▶ **Website and app data records**
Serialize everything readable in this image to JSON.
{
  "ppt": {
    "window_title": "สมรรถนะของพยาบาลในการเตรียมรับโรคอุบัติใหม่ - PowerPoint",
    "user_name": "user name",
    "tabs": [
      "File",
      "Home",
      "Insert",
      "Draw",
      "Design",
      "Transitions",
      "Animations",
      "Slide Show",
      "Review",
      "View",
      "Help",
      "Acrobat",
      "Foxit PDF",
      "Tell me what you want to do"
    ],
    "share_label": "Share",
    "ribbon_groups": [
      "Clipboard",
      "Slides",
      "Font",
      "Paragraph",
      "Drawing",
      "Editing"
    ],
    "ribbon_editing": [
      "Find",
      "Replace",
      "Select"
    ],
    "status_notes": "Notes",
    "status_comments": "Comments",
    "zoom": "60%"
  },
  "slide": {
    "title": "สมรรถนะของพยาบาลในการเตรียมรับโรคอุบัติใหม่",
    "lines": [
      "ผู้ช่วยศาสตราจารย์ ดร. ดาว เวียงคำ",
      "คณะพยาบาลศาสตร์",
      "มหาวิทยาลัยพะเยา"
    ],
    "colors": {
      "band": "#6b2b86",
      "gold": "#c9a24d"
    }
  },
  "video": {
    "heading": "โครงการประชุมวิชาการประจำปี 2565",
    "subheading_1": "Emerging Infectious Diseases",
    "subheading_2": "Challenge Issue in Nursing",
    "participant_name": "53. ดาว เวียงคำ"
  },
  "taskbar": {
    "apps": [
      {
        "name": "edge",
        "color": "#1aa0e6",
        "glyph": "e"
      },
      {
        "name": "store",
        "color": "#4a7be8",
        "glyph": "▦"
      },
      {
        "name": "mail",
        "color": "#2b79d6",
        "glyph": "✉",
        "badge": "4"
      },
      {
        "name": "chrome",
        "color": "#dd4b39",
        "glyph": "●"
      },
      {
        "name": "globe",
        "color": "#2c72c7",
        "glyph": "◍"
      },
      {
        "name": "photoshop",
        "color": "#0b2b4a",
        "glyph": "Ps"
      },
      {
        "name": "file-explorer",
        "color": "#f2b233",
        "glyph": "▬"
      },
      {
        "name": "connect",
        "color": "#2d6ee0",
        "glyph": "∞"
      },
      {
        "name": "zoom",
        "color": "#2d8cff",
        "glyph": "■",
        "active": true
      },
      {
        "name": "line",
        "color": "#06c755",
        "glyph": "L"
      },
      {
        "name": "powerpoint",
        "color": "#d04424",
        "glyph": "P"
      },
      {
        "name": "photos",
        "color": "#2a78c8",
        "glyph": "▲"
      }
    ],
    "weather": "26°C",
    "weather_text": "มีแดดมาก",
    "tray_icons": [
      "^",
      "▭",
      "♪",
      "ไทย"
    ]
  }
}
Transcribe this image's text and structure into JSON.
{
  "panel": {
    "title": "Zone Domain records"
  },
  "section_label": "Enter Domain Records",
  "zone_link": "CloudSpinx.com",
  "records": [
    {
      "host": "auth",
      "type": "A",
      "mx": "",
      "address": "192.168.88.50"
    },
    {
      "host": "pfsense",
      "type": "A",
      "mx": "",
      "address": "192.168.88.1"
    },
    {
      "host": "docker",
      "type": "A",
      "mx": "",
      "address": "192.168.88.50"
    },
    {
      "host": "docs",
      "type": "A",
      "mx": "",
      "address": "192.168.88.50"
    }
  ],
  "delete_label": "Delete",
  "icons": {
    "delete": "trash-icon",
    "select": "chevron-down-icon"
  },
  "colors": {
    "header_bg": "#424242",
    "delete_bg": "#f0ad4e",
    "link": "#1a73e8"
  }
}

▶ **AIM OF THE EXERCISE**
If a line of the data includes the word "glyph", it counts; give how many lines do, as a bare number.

▶ **COMPLETED TASK**
12